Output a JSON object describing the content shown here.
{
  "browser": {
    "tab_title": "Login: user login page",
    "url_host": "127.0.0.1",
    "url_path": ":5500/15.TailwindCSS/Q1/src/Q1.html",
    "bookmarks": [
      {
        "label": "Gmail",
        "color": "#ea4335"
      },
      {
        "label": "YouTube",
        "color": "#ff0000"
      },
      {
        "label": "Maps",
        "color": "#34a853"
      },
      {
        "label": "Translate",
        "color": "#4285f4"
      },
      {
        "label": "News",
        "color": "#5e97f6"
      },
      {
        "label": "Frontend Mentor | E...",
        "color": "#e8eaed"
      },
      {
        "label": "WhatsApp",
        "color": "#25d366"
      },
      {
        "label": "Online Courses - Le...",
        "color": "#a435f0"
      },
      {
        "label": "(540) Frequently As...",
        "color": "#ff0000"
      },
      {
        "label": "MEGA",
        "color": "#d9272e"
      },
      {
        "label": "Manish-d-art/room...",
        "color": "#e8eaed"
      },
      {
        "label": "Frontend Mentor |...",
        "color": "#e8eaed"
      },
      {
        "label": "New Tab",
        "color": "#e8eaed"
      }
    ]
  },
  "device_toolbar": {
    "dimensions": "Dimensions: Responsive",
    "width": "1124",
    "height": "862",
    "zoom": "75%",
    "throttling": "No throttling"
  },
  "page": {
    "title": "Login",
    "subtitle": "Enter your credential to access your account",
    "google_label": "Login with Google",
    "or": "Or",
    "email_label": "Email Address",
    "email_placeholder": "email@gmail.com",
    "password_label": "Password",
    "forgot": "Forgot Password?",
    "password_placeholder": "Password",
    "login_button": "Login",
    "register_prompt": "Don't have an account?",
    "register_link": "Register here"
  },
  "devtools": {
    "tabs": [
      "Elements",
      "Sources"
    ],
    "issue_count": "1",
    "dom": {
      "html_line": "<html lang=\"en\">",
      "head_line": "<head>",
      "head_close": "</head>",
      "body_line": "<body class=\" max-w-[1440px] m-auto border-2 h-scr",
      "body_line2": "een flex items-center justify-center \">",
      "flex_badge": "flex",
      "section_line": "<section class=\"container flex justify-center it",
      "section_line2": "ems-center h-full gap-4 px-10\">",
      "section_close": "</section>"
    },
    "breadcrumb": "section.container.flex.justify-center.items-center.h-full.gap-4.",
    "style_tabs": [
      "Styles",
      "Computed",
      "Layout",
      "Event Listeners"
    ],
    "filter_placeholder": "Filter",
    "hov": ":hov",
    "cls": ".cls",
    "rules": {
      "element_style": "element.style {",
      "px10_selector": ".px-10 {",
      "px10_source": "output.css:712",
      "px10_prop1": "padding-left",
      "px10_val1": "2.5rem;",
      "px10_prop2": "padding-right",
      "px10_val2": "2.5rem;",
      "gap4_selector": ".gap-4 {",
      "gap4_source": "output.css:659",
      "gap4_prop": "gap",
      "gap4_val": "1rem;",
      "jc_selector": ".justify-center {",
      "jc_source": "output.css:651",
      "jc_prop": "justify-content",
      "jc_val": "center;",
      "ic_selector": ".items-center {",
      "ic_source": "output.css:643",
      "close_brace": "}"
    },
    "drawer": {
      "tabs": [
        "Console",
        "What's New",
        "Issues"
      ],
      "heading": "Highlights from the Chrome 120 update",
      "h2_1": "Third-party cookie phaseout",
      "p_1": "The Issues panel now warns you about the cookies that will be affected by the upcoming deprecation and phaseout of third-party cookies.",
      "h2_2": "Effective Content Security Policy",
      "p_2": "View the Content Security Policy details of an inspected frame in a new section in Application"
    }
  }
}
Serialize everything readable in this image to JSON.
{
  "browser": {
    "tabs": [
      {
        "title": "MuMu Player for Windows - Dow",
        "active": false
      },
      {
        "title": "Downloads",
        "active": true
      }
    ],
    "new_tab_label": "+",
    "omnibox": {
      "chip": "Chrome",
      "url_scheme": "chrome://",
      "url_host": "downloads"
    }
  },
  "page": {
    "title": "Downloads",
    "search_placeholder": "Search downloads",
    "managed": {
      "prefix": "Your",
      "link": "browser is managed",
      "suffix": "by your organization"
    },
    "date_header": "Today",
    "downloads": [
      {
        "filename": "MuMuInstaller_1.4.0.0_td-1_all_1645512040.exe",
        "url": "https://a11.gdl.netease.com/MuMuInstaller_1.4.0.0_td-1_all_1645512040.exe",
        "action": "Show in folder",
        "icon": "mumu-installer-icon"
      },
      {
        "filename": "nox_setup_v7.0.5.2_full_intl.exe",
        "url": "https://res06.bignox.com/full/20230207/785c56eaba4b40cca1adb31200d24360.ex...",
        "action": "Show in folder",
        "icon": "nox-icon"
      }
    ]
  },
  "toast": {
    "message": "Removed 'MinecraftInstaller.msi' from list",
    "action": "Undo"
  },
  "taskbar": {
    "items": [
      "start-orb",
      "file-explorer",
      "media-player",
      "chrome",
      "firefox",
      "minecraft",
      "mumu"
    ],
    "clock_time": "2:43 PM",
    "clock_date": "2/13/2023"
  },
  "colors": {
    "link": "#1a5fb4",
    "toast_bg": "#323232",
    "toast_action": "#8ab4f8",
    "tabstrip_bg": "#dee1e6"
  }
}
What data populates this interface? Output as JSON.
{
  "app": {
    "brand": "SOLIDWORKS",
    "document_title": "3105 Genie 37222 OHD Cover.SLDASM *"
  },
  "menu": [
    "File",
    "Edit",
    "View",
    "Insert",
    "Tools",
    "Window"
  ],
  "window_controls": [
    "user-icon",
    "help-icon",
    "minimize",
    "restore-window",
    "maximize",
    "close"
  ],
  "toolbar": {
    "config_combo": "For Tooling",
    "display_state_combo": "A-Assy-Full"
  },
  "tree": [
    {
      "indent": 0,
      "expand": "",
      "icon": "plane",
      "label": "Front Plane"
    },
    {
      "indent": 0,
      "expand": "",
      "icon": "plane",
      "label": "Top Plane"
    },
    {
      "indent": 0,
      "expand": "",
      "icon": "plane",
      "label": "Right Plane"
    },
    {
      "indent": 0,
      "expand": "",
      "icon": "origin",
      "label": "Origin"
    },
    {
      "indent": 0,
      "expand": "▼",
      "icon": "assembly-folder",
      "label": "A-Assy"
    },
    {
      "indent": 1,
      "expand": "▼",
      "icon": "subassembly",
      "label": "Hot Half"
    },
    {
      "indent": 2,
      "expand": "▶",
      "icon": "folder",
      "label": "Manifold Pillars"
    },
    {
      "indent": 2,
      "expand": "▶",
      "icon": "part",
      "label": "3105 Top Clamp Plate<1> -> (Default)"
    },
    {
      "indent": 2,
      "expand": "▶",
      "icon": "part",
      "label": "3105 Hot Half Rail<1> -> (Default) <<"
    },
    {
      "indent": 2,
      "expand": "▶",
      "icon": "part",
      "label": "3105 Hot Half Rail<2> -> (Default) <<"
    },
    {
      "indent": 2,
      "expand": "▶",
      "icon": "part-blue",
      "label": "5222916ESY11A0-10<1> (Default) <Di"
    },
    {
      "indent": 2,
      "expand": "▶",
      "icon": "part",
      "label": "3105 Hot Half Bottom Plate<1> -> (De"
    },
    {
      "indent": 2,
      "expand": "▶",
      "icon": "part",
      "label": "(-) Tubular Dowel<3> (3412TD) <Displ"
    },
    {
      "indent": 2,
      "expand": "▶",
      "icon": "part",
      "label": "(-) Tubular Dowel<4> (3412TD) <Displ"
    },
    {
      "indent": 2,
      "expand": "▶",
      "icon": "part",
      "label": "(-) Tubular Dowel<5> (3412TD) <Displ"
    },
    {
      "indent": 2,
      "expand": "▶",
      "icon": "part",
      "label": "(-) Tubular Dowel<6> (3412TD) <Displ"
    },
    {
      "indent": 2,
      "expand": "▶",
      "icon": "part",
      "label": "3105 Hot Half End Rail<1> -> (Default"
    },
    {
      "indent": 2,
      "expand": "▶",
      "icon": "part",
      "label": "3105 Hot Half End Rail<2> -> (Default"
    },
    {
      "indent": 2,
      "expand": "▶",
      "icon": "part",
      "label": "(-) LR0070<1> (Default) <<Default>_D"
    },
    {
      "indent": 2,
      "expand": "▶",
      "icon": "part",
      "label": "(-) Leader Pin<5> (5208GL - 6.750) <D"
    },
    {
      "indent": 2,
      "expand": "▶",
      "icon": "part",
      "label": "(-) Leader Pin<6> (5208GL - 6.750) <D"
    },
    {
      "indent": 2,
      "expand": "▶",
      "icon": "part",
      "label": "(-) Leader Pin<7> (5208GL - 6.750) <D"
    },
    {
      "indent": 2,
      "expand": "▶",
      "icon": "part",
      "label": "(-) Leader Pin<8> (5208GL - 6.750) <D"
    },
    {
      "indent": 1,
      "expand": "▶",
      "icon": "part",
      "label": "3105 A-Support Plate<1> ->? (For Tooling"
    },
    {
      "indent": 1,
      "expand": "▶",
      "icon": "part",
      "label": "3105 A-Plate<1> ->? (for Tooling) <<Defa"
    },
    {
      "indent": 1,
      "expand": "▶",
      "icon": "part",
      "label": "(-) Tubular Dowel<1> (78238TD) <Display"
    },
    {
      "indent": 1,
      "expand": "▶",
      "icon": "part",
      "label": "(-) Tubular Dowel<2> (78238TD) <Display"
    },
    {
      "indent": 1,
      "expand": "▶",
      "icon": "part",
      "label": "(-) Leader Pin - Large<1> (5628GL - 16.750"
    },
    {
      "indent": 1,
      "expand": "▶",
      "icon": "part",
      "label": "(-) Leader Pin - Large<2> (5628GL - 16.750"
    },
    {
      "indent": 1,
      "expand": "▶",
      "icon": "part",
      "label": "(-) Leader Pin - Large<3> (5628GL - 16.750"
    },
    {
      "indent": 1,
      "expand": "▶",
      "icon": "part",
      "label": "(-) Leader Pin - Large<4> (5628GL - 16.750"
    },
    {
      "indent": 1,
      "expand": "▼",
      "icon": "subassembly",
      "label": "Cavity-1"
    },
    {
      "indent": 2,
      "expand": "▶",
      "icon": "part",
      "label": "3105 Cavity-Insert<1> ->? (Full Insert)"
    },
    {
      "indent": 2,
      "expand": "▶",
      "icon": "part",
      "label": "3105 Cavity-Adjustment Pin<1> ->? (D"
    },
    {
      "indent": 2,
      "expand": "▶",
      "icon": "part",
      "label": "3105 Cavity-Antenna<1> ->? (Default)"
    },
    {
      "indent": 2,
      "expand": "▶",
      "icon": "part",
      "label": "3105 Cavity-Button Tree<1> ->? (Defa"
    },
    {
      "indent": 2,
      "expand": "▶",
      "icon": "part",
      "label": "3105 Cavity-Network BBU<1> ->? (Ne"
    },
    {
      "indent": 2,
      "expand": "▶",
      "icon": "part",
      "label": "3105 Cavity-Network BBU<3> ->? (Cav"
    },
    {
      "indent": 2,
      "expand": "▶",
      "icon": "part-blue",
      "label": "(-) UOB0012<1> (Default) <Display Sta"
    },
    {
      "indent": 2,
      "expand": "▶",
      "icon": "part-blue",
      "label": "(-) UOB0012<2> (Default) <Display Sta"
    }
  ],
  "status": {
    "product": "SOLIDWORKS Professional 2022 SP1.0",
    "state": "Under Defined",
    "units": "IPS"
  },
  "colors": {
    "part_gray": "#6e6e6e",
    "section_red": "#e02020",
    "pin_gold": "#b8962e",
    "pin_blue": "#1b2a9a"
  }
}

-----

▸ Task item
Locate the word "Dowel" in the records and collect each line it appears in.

▸ Response below
      "label": "(-) Tubular Dowel<3> (3412TD) <Displ"
      "label": "(-) Tubular Dowel<4> (3412TD) <Displ"
      "label": "(-) Tubular Dowel<5> (3412TD) <Displ"
      "label": "(-) Tubular Dowel<6> (3412TD) <Displ"
      "label": "(-) Tubular Dowel<1> (78238TD) <Display"
      "label": "(-) Tubular Dowel<2> (78238TD) <Display"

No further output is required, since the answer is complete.